Hong Kong has turned a former airport into an HK$8.2 billion ($1.1 billion) cruise terminal as the city seeks to woo wealthy Chinese travelers to help it become Asia’s hub for luxury liners.
The terminal, built at the city’s former Kai Tak Airport, will open on a public holiday today. Royal Caribbean Cruises Ltd., one of the operators, expects to draw mostly Chinese tourists to travel from the iconic Victoria Harbour, said Zinan Liu, regional vice president for the Miami-based company.
“China is quite small compared to the U.S. and Europe in terms of market size, as the cruise market is still in its infancy,” Liu said in a telephone interview yesterday. “But it is certainly taking off, as its growth rate is doubling every year.”
China will overtake the U.K. in 2 to 3 years as Royal Caribbean’s second-largest market after the U.S., as demand from the Chinese middle class rises, Liu said.
Hong Kong joins Singapore in adding a second terminal capable of handling the world’s biggest cruise ships as cities across Asia expand facilities to capture a share of the growing vacation market. Worldwide cruise vacationers are expected to increase 3.3 percent from a year earlier to 20.9 million this year, with Asia accounting for 6.5 percent of the traffic, according to industry data and analysis provider Cruise Market Watch.
Royal Caribbean’s ocean liner Mariner of the Seas will dock today at one of the two berths built for the terminal. The second one will be completed next year.
Royal Caribbean, the world’s second-largest cruise operator, owns a 20 percent stake in a consortium that operates the terminal.

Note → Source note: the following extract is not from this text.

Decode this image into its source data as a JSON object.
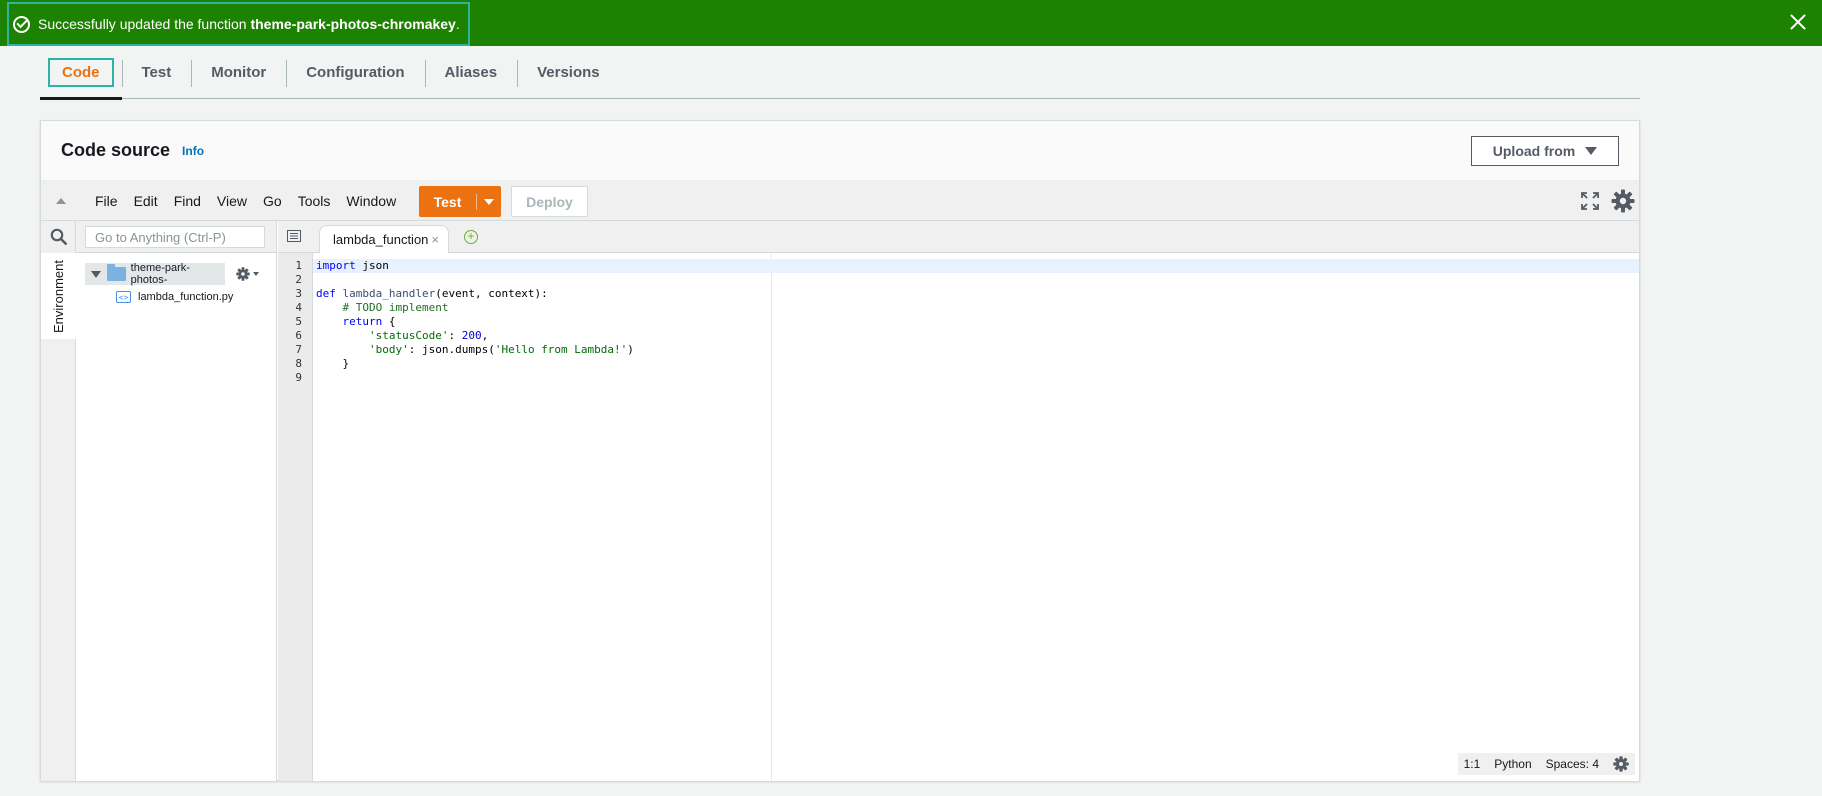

Another 20 percent stake is held by Shun Tak Holdings Ltd., founded by gambling magnet Stanley Ho. Worldwide Flight Services, which provides airport and air-cargo services, has the remaining 60 percent.
The group has agreed to pay the government about HK$13 million as fixed rent for the 10-year operation and another variable rent of 7.3 percent to 34 percent of gross receipts.
In addition to the existing Ocean Terminal in Tsim Sha Tsui, the Kai Tak Terminal on the eastern Kowloon peninsula can accommodate the world’s largest cruise ships or an aircraft carrier, said Jeff Bent, managing director of the consortium.
“It is important for Hong Kong to have a facility that can accommodate modern cruise vessels and their passengers efficiently and comfortably,” Bent said in an e-mail reply to questions. “It is to our mutual benefit that Hong Kong and Singapore both have modern facilities like this.”
With modern facilities in Asia, cruise lines will be more likely to deploy ships to the region, compared with other parts of the world, Bent said.
Singapore opened its second cruise terminal last year as operators including Royal Caribbean seek to tap the region’s growing appetite for travel and make up for slowing demand in Europe.
The new Hong Kong terminal has the flexibility to convert waiting halls into exhibition venues outside peak seasons and is expected to bring as much as $2.6 billion in annual economic benefits, the government said last week. It will generate as many as 8,900 new jobs in the next decade, it said.
Kai Tak Airport, which opened in 1925, was considered one of the most challenging aircraft landing locations in the world as it was built in the densely-populated Kowloon City. The former airport was shut in 1998 and was replaced by an airport at Chek Lap Kok on the outlying Lantau Island.
The number of Chinese passengers at Royal Caribbean quadrupled to 100,000 last year from 25,000 in 2010 and is expected to double to 200,000 this year, Liu said. Disposable income per capita for urban households in China has doubled since 2008 to almost $1,200 in the first quarter, according to Bloomberg Industries data.
The company already has home ports in the Chinese cities of Shanghai and Tianjin, as well as Singapore, and it plans to set up one in Hong Kong later this year, the executive said.
“Shanghai, Tianjin, Singapore and Hong Kong all have their own unique appeal to travelers,” Liu said. “The cruise market in this region is going to be so big, and they don’t necessarily need to compete for guests.”
Editors: Stephanie Wong, Terje Langeland. To contact the reporters on this story: Vinicy Chan in Hong Kong at firstname.lastname@example.org; Jasmine Wang in Hong Kong at email@example.com. To contact the editor responsible for this story: Stephanie Wong at firstname.lastname@example.org.